But there are other serious State Department Human resources problems that need fixing. Here are two: 1) an all too pervasive attitude from the top down that the employee is always wrong; and 2) the lack of a functioning system of personnel oversight.
Read the whole thing here.
Patricia has written previous about management issues in Foggy Bottom; see her other posts below:     
Related Post:


HRC with Ambassador Hill and General Odierno

U.S. Secretary of State Hillary Rodham Clinton meets with U.S. Ambassador to Iraq Chris Hill and General Ray Odierno, Commanding General, Multi-National Force-Iraq, at the Department of State in Washington, DC February 19, 2010.
 [State Department photo / Public Domain] 


Insider Quote: Condensing Life to 7000 lbs

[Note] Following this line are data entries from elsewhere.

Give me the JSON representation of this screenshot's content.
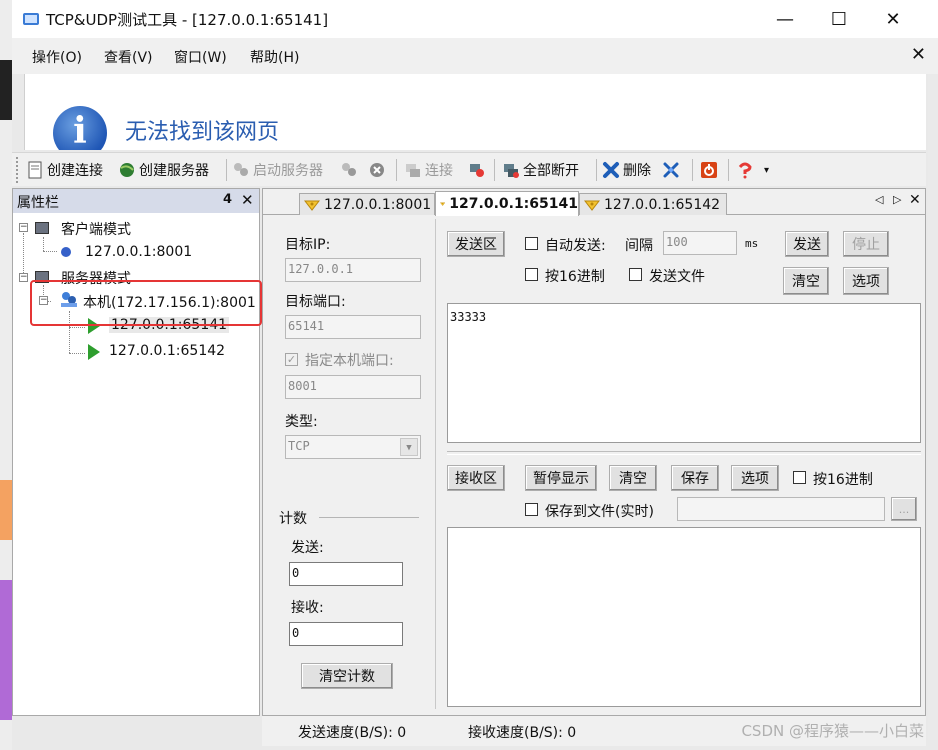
{
  "window": {
    "title": "TCP&UDP测试工具 - [127.0.0.1:65141]",
    "minimize": "—",
    "maximize": "☐",
    "close": "✕"
  },
  "menu": {
    "items": [
      "操作(O)",
      "查看(V)",
      "窗口(W)",
      "帮助(H)"
    ],
    "mdi_close": "✕"
  },
  "error_page": {
    "title": "无法找到该网页"
  },
  "toolbar": {
    "create_connection": "创建连接",
    "create_server": "创建服务器",
    "start_server": "启动服务器",
    "connect": "连接",
    "disconnect_all": "全部断开",
    "delete": "删除"
  },
  "property_panel": {
    "title": "属性栏",
    "pin": "ㅁ",
    "close": "✕",
    "tree": {
      "client_mode": "客户端模式",
      "client_conn": "127.0.0.1:8001",
      "server_mode": "服务器模式",
      "local_server": "本机(172.17.156.1):8001",
      "server_conn_1": "127.0.0.1:65141",
      "server_conn_2": "127.0.0.1:65142"
    }
  },
  "tabs": {
    "items": [
      "127.0.0.1:8001",
      "127.0.0.1:65141",
      "127.0.0.1:65142"
    ],
    "active": 1,
    "nav_left": "◁",
    "nav_right": "▷",
    "close": "✕"
  },
  "settings": {
    "target_ip_label": "目标IP:",
    "target_ip": "127.0.0.1",
    "target_port_label": "目标端口:",
    "target_port": "65141",
    "local_port_label": "指定本机端口:",
    "local_port": "8001",
    "type_label": "类型:",
    "type_value": "TCP"
  },
  "counter": {
    "title": "计数",
    "send_label": "发送:",
    "send_value": "0",
    "recv_label": "接收:",
    "recv_value": "0",
    "clear_button": "清空计数"
  },
  "send_area": {
    "title": "发送区",
    "auto_send": "自动发送:",
    "interval_label": "间隔",
    "interval_value": "100",
    "interval_unit": "ms",
    "send_button": "发送",
    "stop_button": "停止",
    "hex_label": "按16进制",
    "send_file_label": "发送文件",
    "clear_button": "清空",
    "options_button": "选项",
    "content": "33333"
  },
  "recv_area": {
    "title": "接收区",
    "pause_button": "暂停显示",
    "clear_button": "清空",
    "save_button": "保存",
    "options_button": "选项",
    "hex_label": "按16进制",
    "save_to_file_label": "保存到文件(实时)",
    "browse_button": "..."
  },
  "status": {
    "send_speed": "发送速度(B/S): 0",
    "recv_speed": "接收速度(B/S): 0"
  },
  "watermark": "CSDN @程序猿——小白菜",
  "colors": {
    "accent_blue": "#2a5db0",
    "highlight_red": "#e53535",
    "panel_header": "#d6dbe9"
  }
}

“Not yet having been to post, I still cannot comment on the life overseas. That being said, I like to be frank about these things in case you are reading this blog trying to decide if the Foreign Service is for you. Personally, this was one of the best choices I have ever made. However, trotting the globe is not so simple as hopping on an airplane. You’ll live out of temporary apartments and hotel rooms enroute to that plush, exotic locale, and once you get there you’ll have just enough time to get settled before you have to pull chocks and go somewhere else. You have to condense your life and the lives of your family members down to 7000 pounds and then further condense it down to a few hundred pounds that will get you through until the 7000 pounds of your life catch up to you in Timbuktu. For me, it is an adventure. Shucking off hundreds of knick-knacks and unnecessary belongings is like shedding skin to me. For others, it is not a stable existence and therefore stressful.”

The Warpiper
FS Blog: The Warpiper – Tooting My Own Horn
(Foreign Service Officer, former cop, gun and bible clinger, player of the Great Highland Bagpipe, Southerner with a capital S, malt whisky drinker, and Tater’s Dad. (….and Mrs. Warpiper’s undocumented worker) **Any occasional ranting and raving should be considered the product of the mind of a irritable hillbilly, and not to be associated with the official policies of the U.S. Department of State or the United States Government).